Problem to solve →
The data that follows should be copied out exactly.

::: Data listing :::

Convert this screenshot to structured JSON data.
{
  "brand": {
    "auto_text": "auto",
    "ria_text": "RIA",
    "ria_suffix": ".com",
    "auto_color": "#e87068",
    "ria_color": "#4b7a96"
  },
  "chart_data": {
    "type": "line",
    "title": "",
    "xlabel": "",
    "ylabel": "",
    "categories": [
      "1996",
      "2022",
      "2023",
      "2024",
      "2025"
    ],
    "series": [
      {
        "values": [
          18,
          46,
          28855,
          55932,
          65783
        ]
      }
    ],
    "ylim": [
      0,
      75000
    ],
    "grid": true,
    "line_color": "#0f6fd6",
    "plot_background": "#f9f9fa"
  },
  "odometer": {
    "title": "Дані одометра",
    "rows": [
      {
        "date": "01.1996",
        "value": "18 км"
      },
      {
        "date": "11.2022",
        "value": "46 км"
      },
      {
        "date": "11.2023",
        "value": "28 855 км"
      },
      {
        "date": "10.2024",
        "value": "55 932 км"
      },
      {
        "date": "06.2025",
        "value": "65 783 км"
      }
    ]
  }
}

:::

Completed task →
Convert this screenshot to structured JSON data.
{
  "brand": {
    "auto_text": "auto",
    "ria_text": "RIA",
    "ria_suffix": ".com",
    "auto_color": "#e87068",
    "ria_color": "#4b7a96"
  },
  "chart_data": {
    "type": "line",
    "title": "",
    "xlabel": "",
    "ylabel": "",
    "categories": [
      "1996",
      "2022",
      "2023",
      "2024",
      "2025"
    ],
    "series": [
      {
        "values": [
          18,
          46,
          28855,
          55932,
          65783
        ]
      }
    ],
    "ylim": [
      0,
      75000
    ],
    "grid": true,
    "line_color": "#0f6fd6",
    "plot_background": "#f9f9fa"
  },
  "odometer": {
    "title": "Дані одометра",
    "rows": [
      {
        "date": "01.1996",
        "value": "18 км"
      },
      {
        "date": "11.2022",
        "value": "46 км"
      },
      {
        "date": "11.2023",
        "value": "28 855 км"
      },
      {
        "date": "10.2024",
        "value": "55 932 км"
      },
      {
        "date": "06.2025",
        "value": "65 783 км"
      }
    ]
  }
}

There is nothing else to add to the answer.